“The Supreme Court allows government meetings to be opened with a prayer,” said ACLU of Virginia Executive Director Kent Willis, “but it has been clear for years that such prayers must contain broad, inclusive references to faith that unify rather than divide on the basis of religion. When Rev. Turner opens city council meetings with a Christian prayer, he is telling non-Christians in Fredericksburg that their religion is less preferred.”
“Last week we asked Rev. Turner to follow the court’s ruling,” said Willis, “but he defiantly stated that he will not. Now, we are asking his peers on city council either to convince him to stop or to adopt a rule preventing him from delivering sectarian prayers.”
Under its current practices, Fredericksburg City Council meetings are opened with a prayer by members of council.

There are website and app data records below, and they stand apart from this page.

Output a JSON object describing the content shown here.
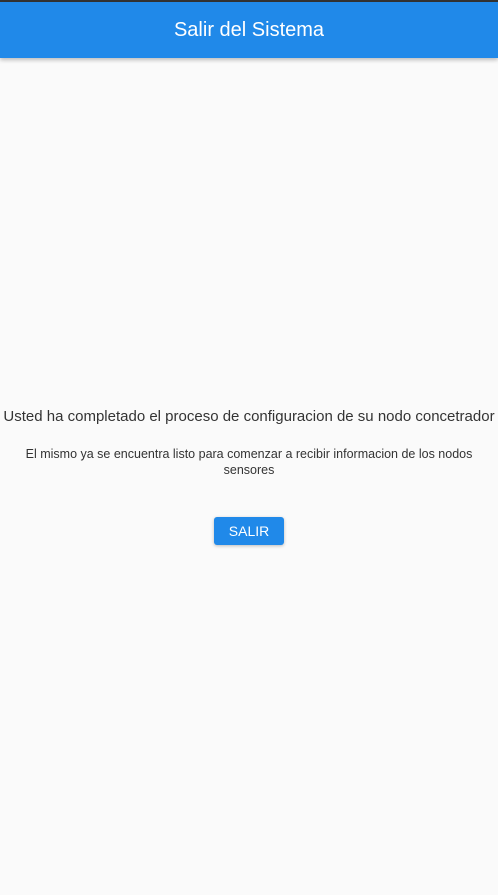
{
  "appbar": {
    "title": "Salir del Sistema",
    "color": "#2089e9"
  },
  "main": {
    "message": "Usted ha completado el proceso de configuracion de su nodo concetrador",
    "submessage": "El mismo ya se encuentra listo para comenzar a recibir informacion de los nodos sensores",
    "exit_button": "SALIR"
  }
}
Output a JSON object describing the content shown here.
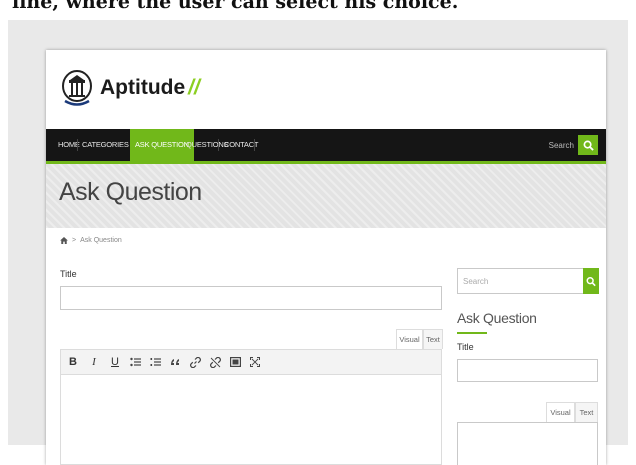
{
  "caption": "line, where the user can select his choice.",
  "site": {
    "logo_text": "Aptitude",
    "logo_slashes": "//"
  },
  "nav": {
    "items": [
      {
        "label": "HOME"
      },
      {
        "label": "CATEGORIES"
      },
      {
        "label": "ASK QUESTION"
      },
      {
        "label": "QUESTIONS"
      },
      {
        "label": "CONTACT"
      }
    ],
    "search_placeholder": "Search"
  },
  "banner": {
    "title": "Ask Question"
  },
  "breadcrumb": {
    "separator": ">",
    "current": "Ask Question"
  },
  "main": {
    "title_label": "Title",
    "title_value": "",
    "tab_visual": "Visual",
    "tab_text": "Text",
    "toolbar": {
      "bold": "B",
      "italic": "I",
      "underline": "U",
      "icons": [
        "bullet-list-icon",
        "numbered-list-icon",
        "blockquote-icon",
        "link-icon",
        "unlink-icon",
        "image-icon",
        "fullscreen-icon"
      ]
    },
    "body_value": ""
  },
  "sidebar": {
    "search_placeholder": "Search",
    "heading": "Ask Question",
    "title_label": "Title",
    "tab_visual": "Visual",
    "tab_text": "Text"
  },
  "colors": {
    "accent": "#71b81a",
    "nav_bg": "#151515",
    "banner_bg": "#e3e3e3"
  }
}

The prayer is rotated among participating council members from one meeting to the next. Only Rev. Turner delivers a sectarian prayer.
“Fredericksburg City Council must stop Rev. Turner from delivering sectarian prayers, or dramatically change the way it hold prayers before meetings. As of now, the only religion that is mentioned is the Christian religion, and that is a clear violation of the decision from the Fourth Circuit Court of Appeals.”
In today’s letter, the ACLU says it is prepared to file a federal lawsuit to stop Rev. Turner from delivering sectarian prayers if a resident of Fredericksburg who attends council meetings wishes to be a plaintiff.
A copy of the ACLU’s letter to the Fredericksburg City Council can be found at http://acluva.org/wp-content/uploads/2009/12/20040726-Fred-Council-Prayers.pdf. The legal memo referred to in the letter is available by calling one of the numbers below or by sending an email to firstname.lastname@example.org.
Contact: Kent Willis, Executive Director, ACLU of Virginia, 804-644-8022